Zeno (or Xeno) of Elea was a Greek philosopher of the Eleatic School, easily best known for his paradoxical arguments having to do with time and space and the impossibility of motion in any logical sense. Mentioned in writings of both Plato and Aristotle, he showed that viewing space as a multitude of points and time as a multitude of “moments” concludes that motion is an illusion. But thanks to common sense we can dispute that through our own sensory perception, motion is indeed a thing (though some philosophers would love to argue that our senses are merely deceiving us on a number of levels). Nevertheless, Zeno proposed four arguments against motion, among them The Dichotomy.

The Dichotomy is a very similar argument to the bisecting line mentioned before. Zeno’s example describes a horse attempting to cover the distance between points A and B. Now, in order for the horse to reach its end point, it must first reach a midpoint, right? Of course. But in order to reach that midpoint, it must reach a quarter point, and so on. Therefore, if space truly contains an infinite set of points, the horse must cross an infinite number of these points in a finite amount of time. This statement is paradoxical, so by this reasoning the horse will never reach point B, because it cannot even move from point A.

As mentioned before, infinity is merely a concept. But it is a concept that mathematicians have, if begrudgingly, come to accept and even apply. So thanks to modern calculus, we do have a mathematical solution to Zeno’s The Dichotomy: the distance the horse is to cross can be explained as a series such as ½ + ¼ + 1/8 + … When it comes to a series, an easy way to solve this one in particular is by using partial sums. With partial sums, one could recognize that the sequence, otherwise expressed as 1/2 + 1/(2^2) + 1/(2^3) + …, follows a specific pattern that results in the sum after n terms being 1-(1/2^n). Bringing in limits and the concept of infinity, and assuming that the horse runs at a fairly constant speed, we can conclude that these sums become increasingly close to 1. In fact, the series converges to 1, meaning the horse does not require an infinite amount of time to complete its task and movement is indeed possible.

Because of its useful application in problems such as The Dichotomy, infinity has become a well-used and helpful tool, so long as you don’t look too closely at the actual implication behind the concept. To say an infinite set of numbers will “eventually” reach a finite number seems like such a preposterous conclusion to draw, but alas we can. Physicists will also chime in on such a paradox as this with the fact that if you look close enough, you will not find infinite space, but a finite, albeit incomprehensibly large, set of atoms and other such building blocks of nature. These microscopic materials do indeed seem to be Mother Nature’s way of saying infinity is a silly concept in real world application, though the term is still used in regular calculations throughout physics and engineering.
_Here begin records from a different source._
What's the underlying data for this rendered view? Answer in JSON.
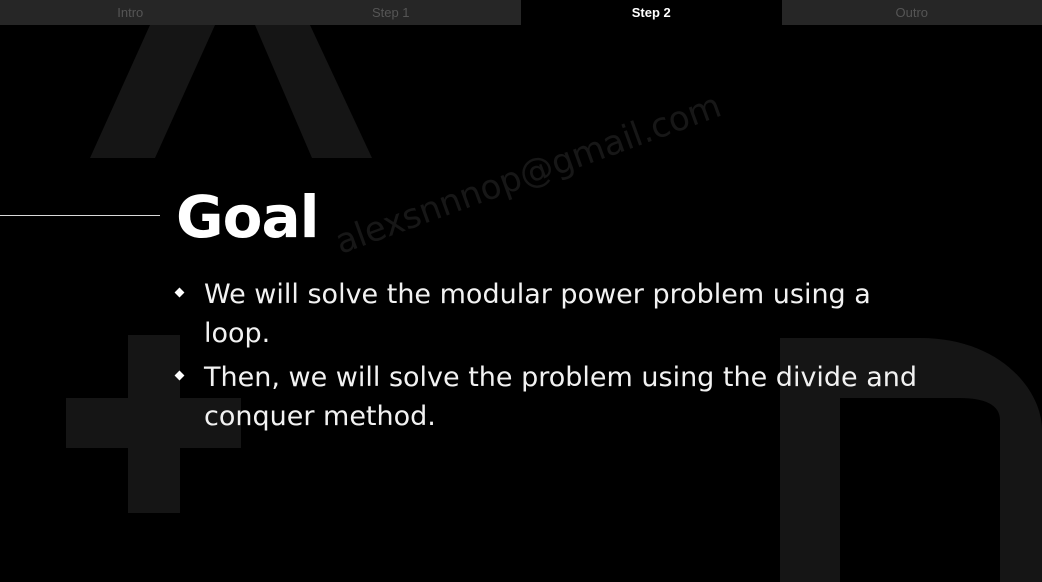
{
  "tabs": [
    {
      "label": "Intro",
      "active": false
    },
    {
      "label": "Step 1",
      "active": false
    },
    {
      "label": "Step 2",
      "active": true
    },
    {
      "label": "Outro",
      "active": false
    }
  ],
  "slide": {
    "title": "Goal",
    "bullets": [
      "We will solve the modular power problem using a loop.",
      "Then, we will solve the problem using the divide and conquer method."
    ],
    "watermark": "alexsnnnop@gmail.com"
  },
  "colors": {
    "background": "#000000",
    "tab_bar": "#262626",
    "tab_inactive_text": "#555555",
    "text": "#ffffff",
    "decor_shapes": "#141414"
  },
  "icons": {
    "bullet": "diamond-bullet-icon"
  }
}
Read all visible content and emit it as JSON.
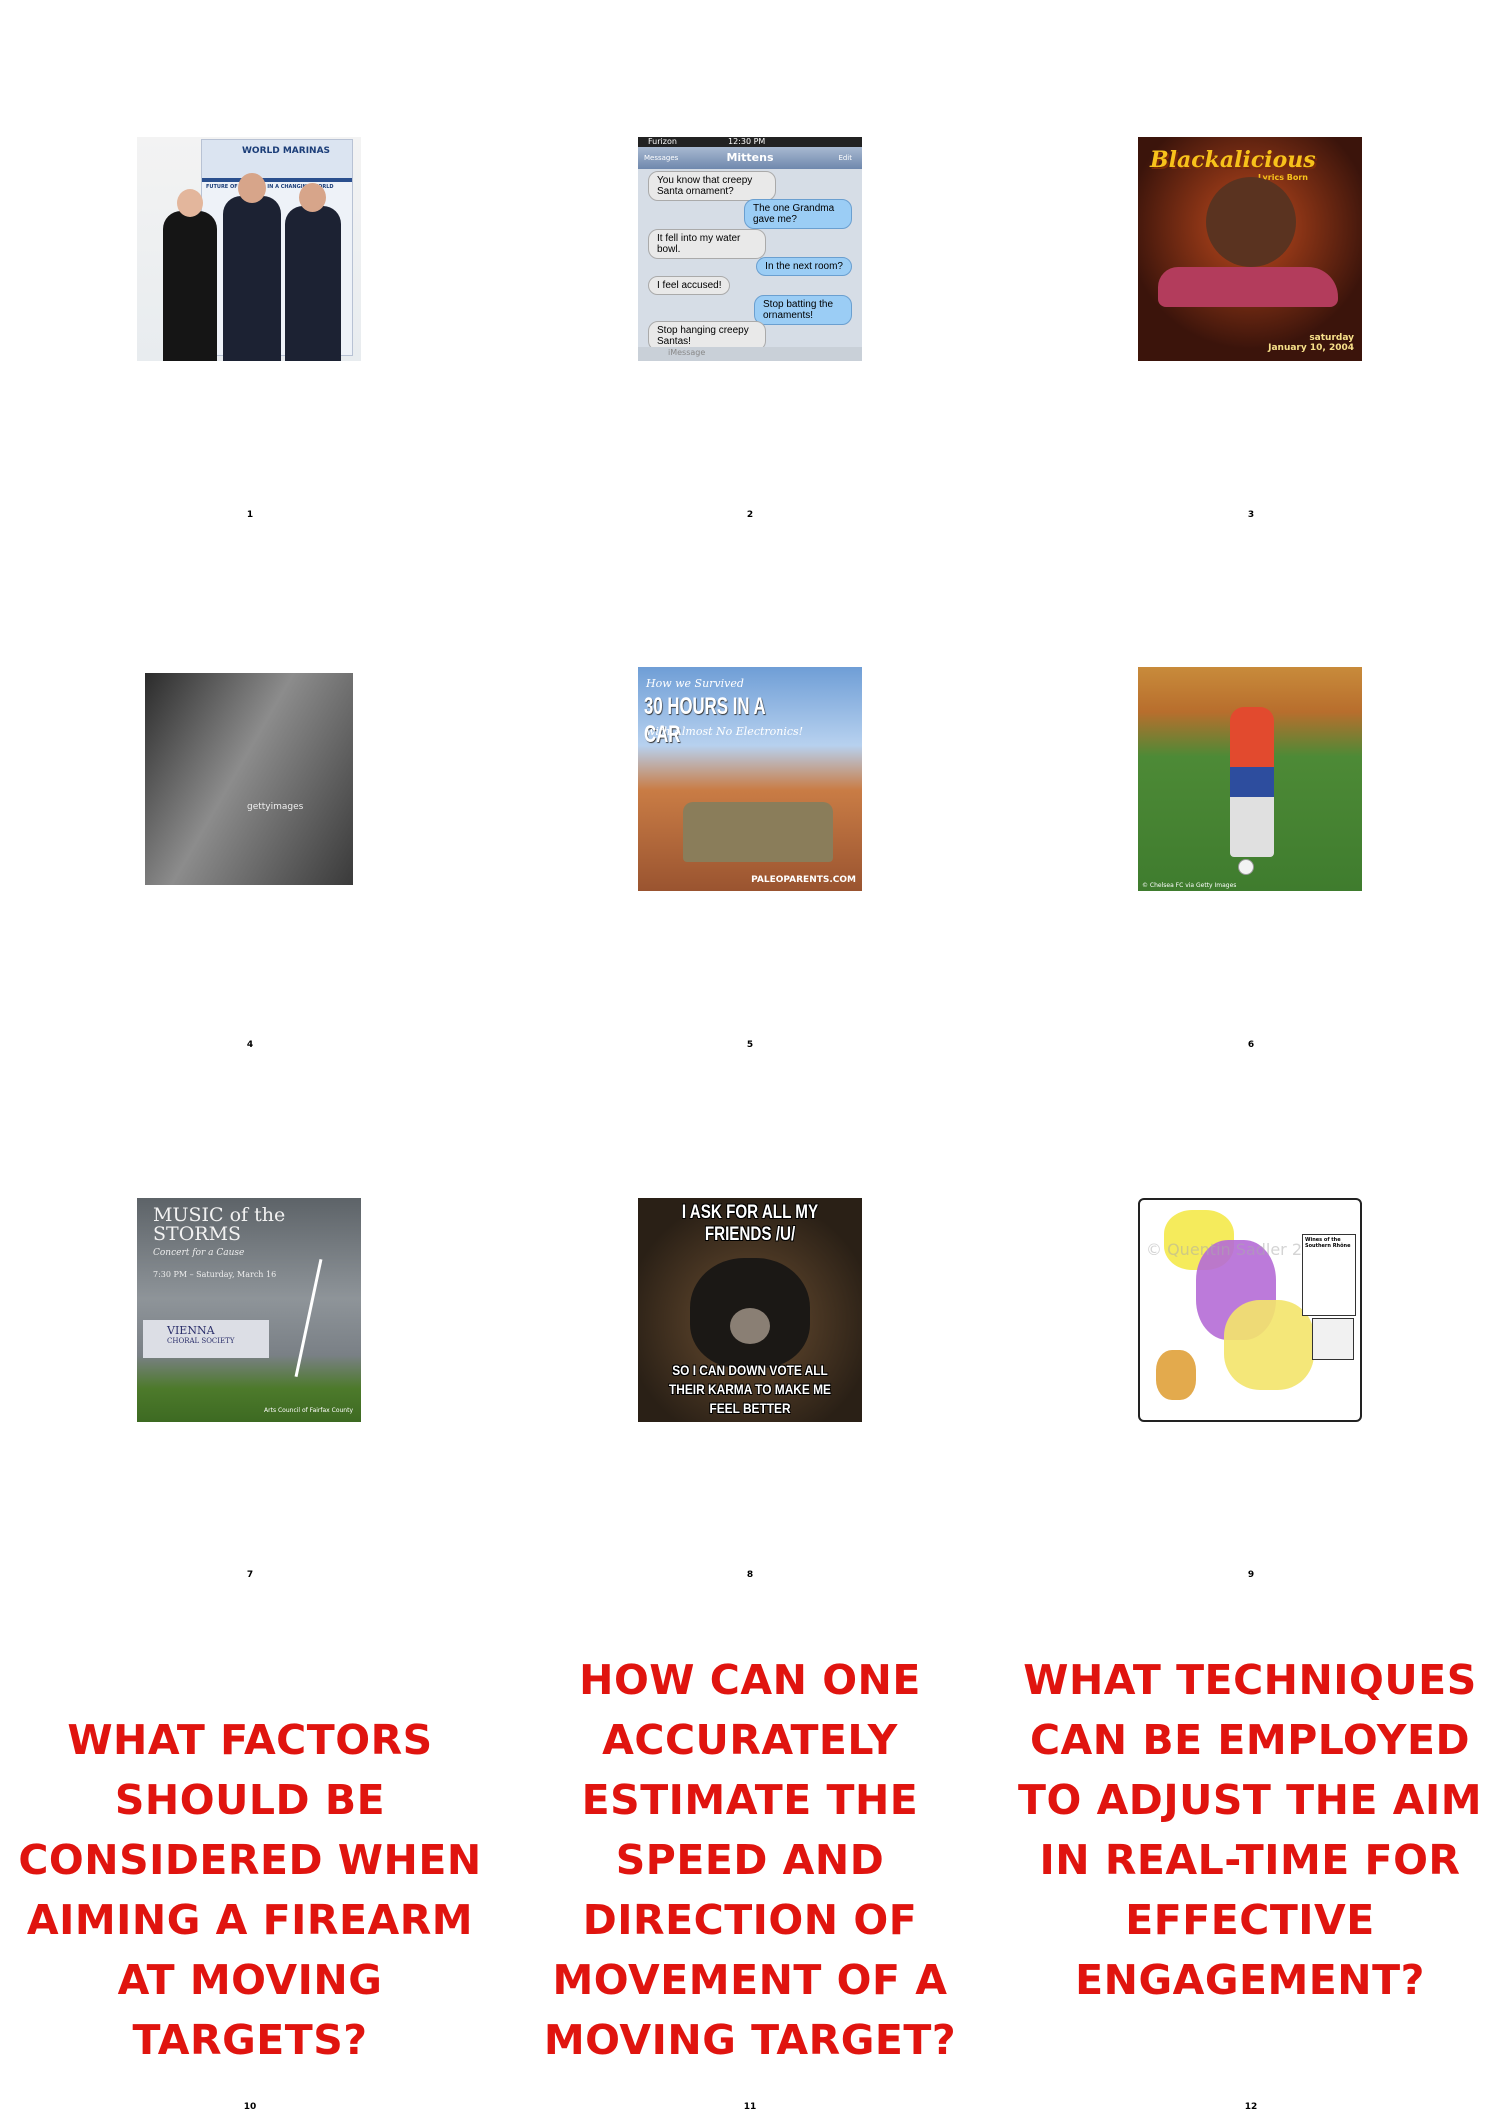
{
  "numbers": [
    "1",
    "2",
    "3",
    "4",
    "5",
    "6",
    "7",
    "8",
    "9",
    "10",
    "11",
    "12"
  ],
  "images": {
    "img1": {
      "banner_line1": "WORLD MARINAS",
      "banner_line2": "FUTURE OF MARINAS IN A CHANGING WORLD"
    },
    "img2": {
      "carrier": "Furizon",
      "time": "12:30 PM",
      "back": "Messages",
      "contact": "Mittens",
      "edit": "Edit",
      "messages": [
        "You know that creepy Santa ornament?",
        "The one Grandma gave me?",
        "It fell into my water bowl.",
        "In the next room?",
        "I feel accused!",
        "Stop batting the ornaments!",
        "Stop hanging creepy Santas!"
      ],
      "input_placeholder": "iMessage"
    },
    "img3": {
      "title": "Blackalicious",
      "subtitle": "Lyrics Born",
      "date_line1": "saturday",
      "date_line2": "January 10, 2004"
    },
    "img4": {
      "watermark": "gettyimages"
    },
    "img5": {
      "line1": "How we Survived",
      "line2": "30 HOURS IN A CAR",
      "line3": "with Almost No Electronics!",
      "watermark": "PALEOPARENTS.COM"
    },
    "img6": {
      "caption": "© Chelsea FC via Getty Images"
    },
    "img7": {
      "title_line1": "MUSIC of the",
      "title_line2": "STORMS",
      "subtitle": "Concert for a Cause",
      "datetime": "7:30 PM – Saturday, March 16",
      "org_line1": "VIENNA",
      "org_line2": "CHORAL SOCIETY",
      "footer": "Arts Council of Fairfax County"
    },
    "img8": {
      "top_text": "I ASK FOR ALL MY FRIENDS /U/",
      "bottom_text": "SO I CAN DOWN VOTE ALL THEIR KARMA TO MAKE ME FEEL BETTER"
    },
    "img9": {
      "legend_title": "Wines of the Southern Rhône",
      "watermark": "© Quentin Sadler 2014"
    }
  },
  "questions": {
    "q10": "What factors should be considered when aiming a firearm at moving targets?",
    "q11": "How can one accurately estimate the speed and direction of movement of a moving target?",
    "q12": "What techniques can be employed to adjust the aim in real-time for effective engagement?"
  },
  "colors": {
    "question_text": "#e0140f",
    "background": "#ffffff"
  }
}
As my calculus teacher is fond of mentioning, Engineers and Physicists will look at an application of infinity such as the one used to solve The Dichotomy, shrug, and say “it’s close enough”. As mathematicians, we may nod in agreement, but we know better.
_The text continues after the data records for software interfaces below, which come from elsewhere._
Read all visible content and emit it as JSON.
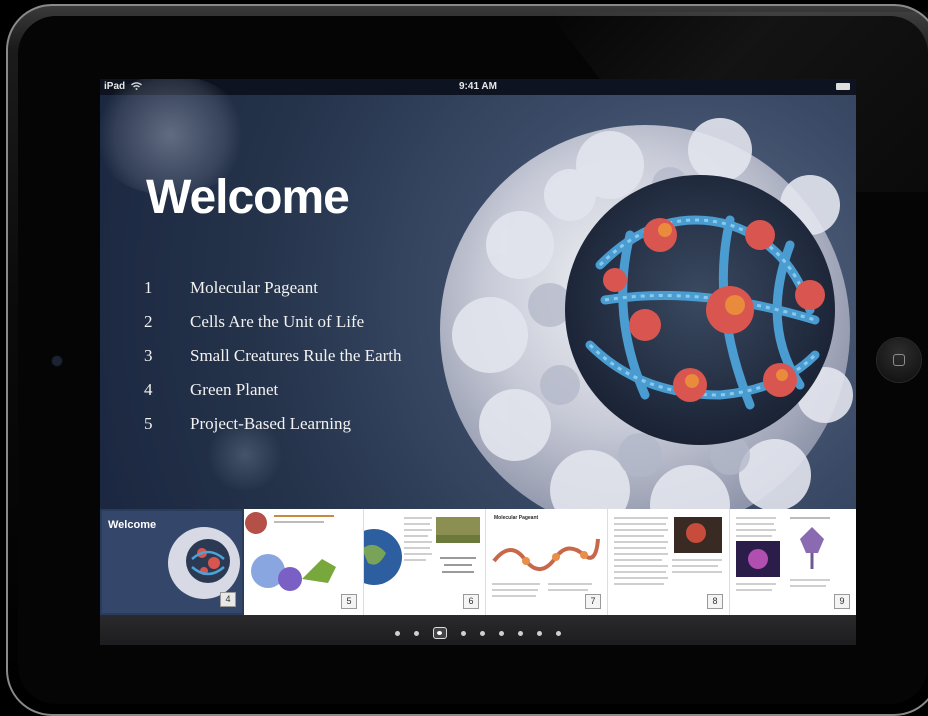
{
  "status_bar": {
    "device": "iPad",
    "time": "9:41 AM"
  },
  "content": {
    "title": "Welcome",
    "toc": [
      {
        "num": "1",
        "label": "Molecular Pageant"
      },
      {
        "num": "2",
        "label": "Cells Are the Unit of Life"
      },
      {
        "num": "3",
        "label": "Small Creatures Rule the Earth"
      },
      {
        "num": "4",
        "label": "Green Planet"
      },
      {
        "num": "5",
        "label": "Project-Based Learning"
      }
    ]
  },
  "thumbnails": [
    {
      "title": "Welcome",
      "page": "4",
      "selected": true
    },
    {
      "title": "",
      "page": "5",
      "selected": false
    },
    {
      "title": "",
      "page": "6",
      "selected": false
    },
    {
      "title": "Molecular Pageant",
      "page": "7",
      "selected": false
    },
    {
      "title": "",
      "page": "8",
      "selected": false
    },
    {
      "title": "",
      "page": "9",
      "selected": false
    }
  ],
  "pager": {
    "count": 9,
    "current_index": 2
  },
  "icons": {
    "wifi": "wifi-icon",
    "battery": "battery-icon",
    "home": "home-button-icon"
  },
  "colors": {
    "screen_bg": "#2c3a52",
    "accent_red": "#d8564f",
    "accent_blue": "#4da2d8"
  }
}
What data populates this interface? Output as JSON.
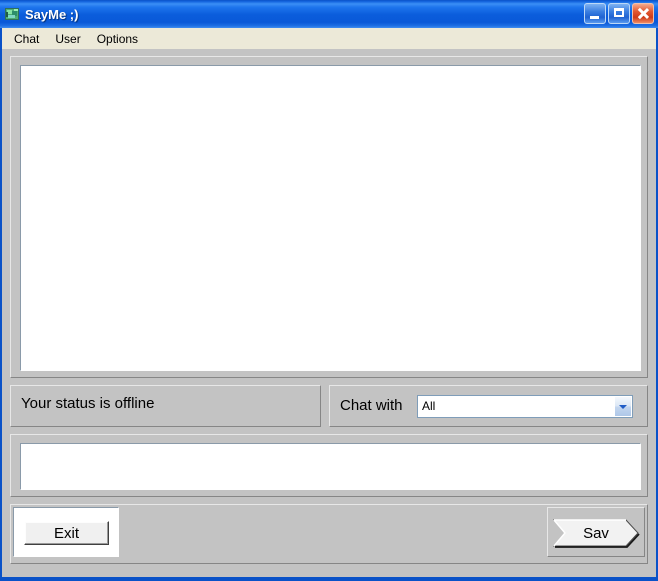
{
  "window": {
    "title": "SayMe ;)",
    "app_icon": "saymi-app-icon",
    "controls": {
      "minimize": "minimize-icon",
      "maximize": "maximize-icon",
      "close": "close-icon"
    }
  },
  "menubar": {
    "items": [
      {
        "label": "Chat"
      },
      {
        "label": "User"
      },
      {
        "label": "Options"
      }
    ]
  },
  "chat": {
    "history_text": "",
    "message_input_value": ""
  },
  "status": {
    "text": "Your status is offline"
  },
  "chat_with": {
    "label": "Chat with",
    "selected": "All",
    "options": [
      "All"
    ],
    "arrow_icon": "chevron-down-icon"
  },
  "buttons": {
    "exit_label": "Exit",
    "save_label": "Sav"
  },
  "colors": {
    "titlebar_blue": "#0a52c8",
    "menubar": "#ece9d8",
    "client_gray": "#c3c3c3",
    "field_white": "#ffffff",
    "combo_border": "#7f9db9",
    "close_red": "#cf3b18"
  }
}
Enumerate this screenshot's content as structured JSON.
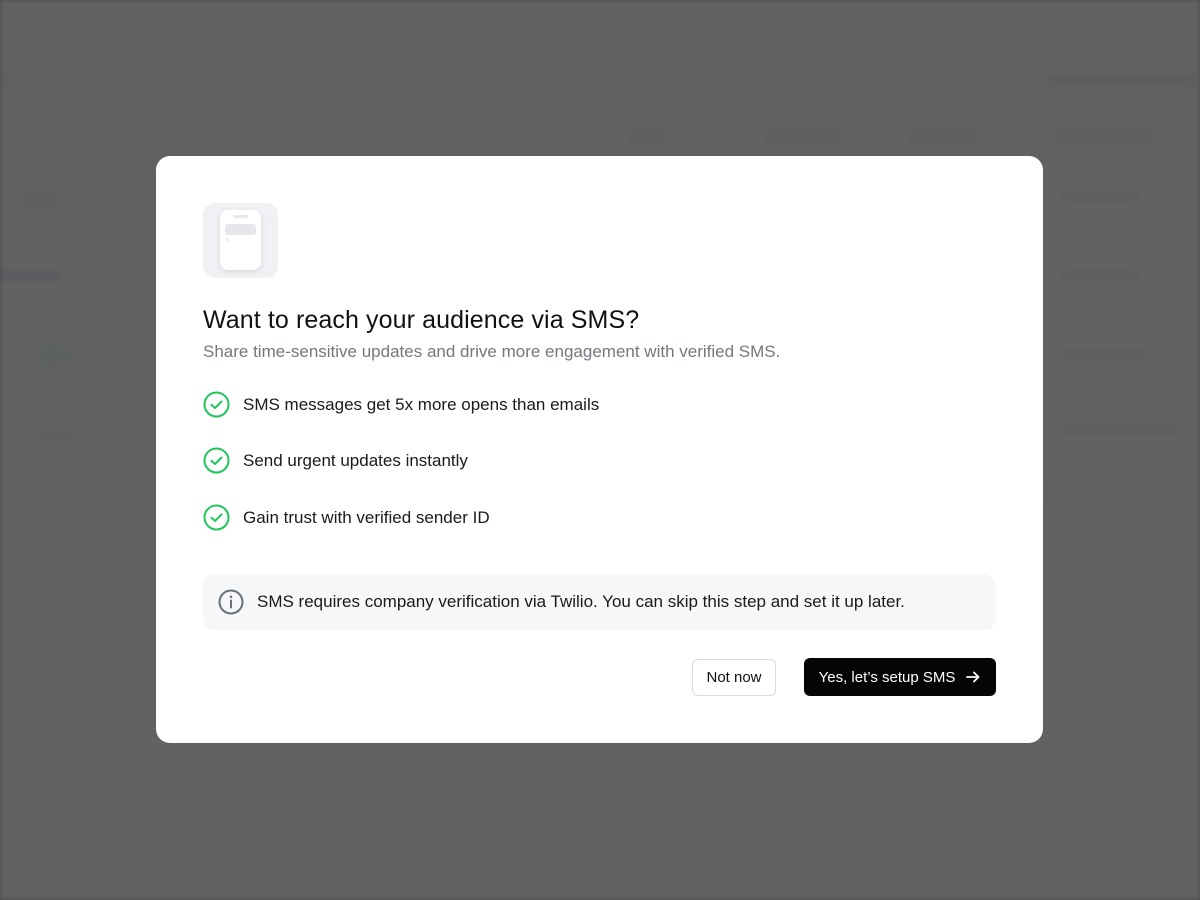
{
  "modal": {
    "title": "Want to reach your audience via SMS?",
    "subtitle": "Share time-sensitive updates and drive more engagement with verified SMS.",
    "features": [
      {
        "label": "SMS messages get 5x more opens than emails",
        "icon": "check-circle-icon"
      },
      {
        "label": "Send urgent updates instantly",
        "icon": "check-circle-icon"
      },
      {
        "label": "Gain trust with verified sender ID",
        "icon": "check-circle-icon"
      }
    ],
    "info": {
      "icon": "info-icon",
      "text": "SMS requires company verification via Twilio. You can skip this step and set it up later."
    },
    "buttons": {
      "secondary_label": "Not now",
      "primary_label": "Yes, let’s setup SMS",
      "primary_icon": "arrow-right-icon"
    },
    "header_icon": "phone-message-icon"
  },
  "colors": {
    "check_green": "#22c55e",
    "primary_button": "#050505",
    "overlay": "#5f5f5f"
  }
}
Sources:

http://www.sciences360.com/index.php/what-is-xenos-paradox-3-22570/

http://www.mathpages.com/rr/s3-07/3-07.htm

http://www.learner.org/courses/mathilluminated/units/3/textbook/04.php#limits